Look through the lines below for the word "JSON", and copy every line that has it.
----
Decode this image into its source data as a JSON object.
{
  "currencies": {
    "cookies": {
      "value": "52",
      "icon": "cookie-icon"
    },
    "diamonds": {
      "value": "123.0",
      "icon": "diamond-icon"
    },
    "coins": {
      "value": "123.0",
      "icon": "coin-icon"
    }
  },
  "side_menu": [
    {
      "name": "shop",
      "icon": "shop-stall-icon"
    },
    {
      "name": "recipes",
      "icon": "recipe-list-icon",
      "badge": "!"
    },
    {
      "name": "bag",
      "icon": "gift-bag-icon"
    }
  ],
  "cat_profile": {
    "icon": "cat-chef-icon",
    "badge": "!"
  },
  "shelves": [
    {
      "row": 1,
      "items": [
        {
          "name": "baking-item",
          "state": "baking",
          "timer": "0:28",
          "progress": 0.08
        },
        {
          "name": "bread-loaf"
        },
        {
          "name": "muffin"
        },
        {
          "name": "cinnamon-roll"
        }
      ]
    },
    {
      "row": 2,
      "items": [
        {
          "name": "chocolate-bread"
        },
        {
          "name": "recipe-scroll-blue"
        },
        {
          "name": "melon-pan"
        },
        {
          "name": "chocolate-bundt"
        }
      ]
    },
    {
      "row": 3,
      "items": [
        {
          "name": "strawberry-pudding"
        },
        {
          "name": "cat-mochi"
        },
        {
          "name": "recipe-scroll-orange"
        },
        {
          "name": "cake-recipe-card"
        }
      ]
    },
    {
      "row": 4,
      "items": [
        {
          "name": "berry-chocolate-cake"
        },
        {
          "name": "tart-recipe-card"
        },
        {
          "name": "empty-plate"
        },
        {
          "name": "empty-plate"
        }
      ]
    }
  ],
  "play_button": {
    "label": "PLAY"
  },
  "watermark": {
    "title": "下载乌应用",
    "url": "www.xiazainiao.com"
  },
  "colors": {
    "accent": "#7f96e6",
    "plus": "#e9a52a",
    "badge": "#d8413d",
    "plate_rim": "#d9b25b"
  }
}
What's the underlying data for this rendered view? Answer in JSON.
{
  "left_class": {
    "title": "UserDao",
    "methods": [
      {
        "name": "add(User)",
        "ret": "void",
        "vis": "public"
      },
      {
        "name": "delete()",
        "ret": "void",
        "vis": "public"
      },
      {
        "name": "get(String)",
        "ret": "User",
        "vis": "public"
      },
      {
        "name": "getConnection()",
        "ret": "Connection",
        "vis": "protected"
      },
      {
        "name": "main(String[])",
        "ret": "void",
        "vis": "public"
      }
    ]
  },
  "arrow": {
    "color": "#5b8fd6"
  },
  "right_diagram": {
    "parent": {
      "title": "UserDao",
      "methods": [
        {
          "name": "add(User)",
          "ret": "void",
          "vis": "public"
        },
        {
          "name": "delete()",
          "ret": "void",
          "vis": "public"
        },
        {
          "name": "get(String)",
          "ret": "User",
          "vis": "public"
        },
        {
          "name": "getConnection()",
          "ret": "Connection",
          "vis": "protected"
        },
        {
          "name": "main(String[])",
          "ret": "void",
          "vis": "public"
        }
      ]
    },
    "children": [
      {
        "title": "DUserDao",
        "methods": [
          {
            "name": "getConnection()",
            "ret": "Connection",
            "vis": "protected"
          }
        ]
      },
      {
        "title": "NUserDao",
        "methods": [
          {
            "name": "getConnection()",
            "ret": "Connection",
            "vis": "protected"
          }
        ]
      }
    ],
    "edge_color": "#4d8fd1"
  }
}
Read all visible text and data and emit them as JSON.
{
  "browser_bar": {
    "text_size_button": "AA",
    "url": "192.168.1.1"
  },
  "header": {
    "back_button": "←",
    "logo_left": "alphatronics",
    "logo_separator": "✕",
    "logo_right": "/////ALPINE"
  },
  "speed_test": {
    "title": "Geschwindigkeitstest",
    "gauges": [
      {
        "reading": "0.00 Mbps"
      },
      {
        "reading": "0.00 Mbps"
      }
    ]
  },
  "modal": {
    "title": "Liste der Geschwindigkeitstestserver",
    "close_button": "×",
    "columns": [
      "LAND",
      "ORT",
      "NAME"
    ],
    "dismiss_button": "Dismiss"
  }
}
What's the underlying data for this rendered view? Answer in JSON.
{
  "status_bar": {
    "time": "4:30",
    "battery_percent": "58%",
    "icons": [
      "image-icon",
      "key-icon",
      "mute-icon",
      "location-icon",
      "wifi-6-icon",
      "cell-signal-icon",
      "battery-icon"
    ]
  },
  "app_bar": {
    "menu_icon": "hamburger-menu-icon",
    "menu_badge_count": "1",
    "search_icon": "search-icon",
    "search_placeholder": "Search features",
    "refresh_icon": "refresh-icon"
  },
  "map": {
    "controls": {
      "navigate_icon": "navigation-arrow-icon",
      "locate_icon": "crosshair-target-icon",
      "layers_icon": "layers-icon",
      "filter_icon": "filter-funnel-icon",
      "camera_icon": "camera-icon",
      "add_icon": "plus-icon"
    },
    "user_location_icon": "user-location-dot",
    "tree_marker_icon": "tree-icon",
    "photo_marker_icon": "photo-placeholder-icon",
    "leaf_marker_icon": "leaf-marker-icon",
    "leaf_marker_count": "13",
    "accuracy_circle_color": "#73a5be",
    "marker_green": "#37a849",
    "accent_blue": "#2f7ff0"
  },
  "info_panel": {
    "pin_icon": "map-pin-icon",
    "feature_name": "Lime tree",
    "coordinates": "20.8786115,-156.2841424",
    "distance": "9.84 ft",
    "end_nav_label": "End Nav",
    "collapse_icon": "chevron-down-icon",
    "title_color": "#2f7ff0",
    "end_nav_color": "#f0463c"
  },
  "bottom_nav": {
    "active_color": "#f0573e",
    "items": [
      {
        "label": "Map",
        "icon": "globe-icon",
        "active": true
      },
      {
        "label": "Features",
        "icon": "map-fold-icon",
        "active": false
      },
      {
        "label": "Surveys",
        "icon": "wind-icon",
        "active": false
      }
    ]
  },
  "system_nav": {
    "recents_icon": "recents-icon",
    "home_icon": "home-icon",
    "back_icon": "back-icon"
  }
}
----
§ **Solution for this task**:
Decode this image into its source data as a JSON object.
What's the underlying data for this rendered view? Answer in JSON.
Read all visible text and data and emit them as JSON.
What's the underlying data for this rendered view? Answer in JSON.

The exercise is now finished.